--- SOURCE RECORDS ---

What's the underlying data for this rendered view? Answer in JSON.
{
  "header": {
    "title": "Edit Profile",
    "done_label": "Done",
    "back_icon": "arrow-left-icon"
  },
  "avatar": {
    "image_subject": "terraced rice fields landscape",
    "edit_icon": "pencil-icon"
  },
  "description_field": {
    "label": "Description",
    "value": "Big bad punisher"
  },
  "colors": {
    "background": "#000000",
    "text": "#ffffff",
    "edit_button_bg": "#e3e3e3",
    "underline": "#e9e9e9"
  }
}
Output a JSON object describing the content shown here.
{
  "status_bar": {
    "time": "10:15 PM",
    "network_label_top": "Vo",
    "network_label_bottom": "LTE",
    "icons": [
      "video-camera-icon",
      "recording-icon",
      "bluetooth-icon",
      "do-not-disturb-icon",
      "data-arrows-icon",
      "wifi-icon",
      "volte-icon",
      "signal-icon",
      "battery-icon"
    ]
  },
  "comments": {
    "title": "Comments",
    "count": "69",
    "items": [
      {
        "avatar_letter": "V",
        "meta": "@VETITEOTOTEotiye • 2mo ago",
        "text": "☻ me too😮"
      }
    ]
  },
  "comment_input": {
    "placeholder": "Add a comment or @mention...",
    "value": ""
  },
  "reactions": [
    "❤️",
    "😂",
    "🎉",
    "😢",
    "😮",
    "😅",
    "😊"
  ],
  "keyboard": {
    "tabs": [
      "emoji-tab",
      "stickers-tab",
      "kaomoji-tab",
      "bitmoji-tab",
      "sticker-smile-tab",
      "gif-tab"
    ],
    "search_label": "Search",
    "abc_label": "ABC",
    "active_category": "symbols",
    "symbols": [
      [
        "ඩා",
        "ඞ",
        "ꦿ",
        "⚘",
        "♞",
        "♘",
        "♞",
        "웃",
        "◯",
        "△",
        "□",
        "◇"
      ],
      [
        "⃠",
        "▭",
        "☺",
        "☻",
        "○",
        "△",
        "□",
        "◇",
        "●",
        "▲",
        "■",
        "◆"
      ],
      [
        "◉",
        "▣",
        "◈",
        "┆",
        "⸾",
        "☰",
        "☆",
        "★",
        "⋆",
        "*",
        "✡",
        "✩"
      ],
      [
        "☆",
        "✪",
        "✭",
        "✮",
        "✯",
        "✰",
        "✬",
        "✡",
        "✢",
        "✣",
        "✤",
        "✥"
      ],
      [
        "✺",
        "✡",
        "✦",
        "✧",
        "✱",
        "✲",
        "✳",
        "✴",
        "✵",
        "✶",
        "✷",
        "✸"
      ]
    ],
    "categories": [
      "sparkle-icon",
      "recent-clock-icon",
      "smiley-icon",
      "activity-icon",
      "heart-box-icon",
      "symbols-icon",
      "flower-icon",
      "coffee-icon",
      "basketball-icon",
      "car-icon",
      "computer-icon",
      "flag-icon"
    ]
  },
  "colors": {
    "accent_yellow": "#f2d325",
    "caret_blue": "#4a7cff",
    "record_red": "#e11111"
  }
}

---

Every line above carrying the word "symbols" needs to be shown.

    "active_category": "symbols",
    "symbols": [
      "symbols-icon",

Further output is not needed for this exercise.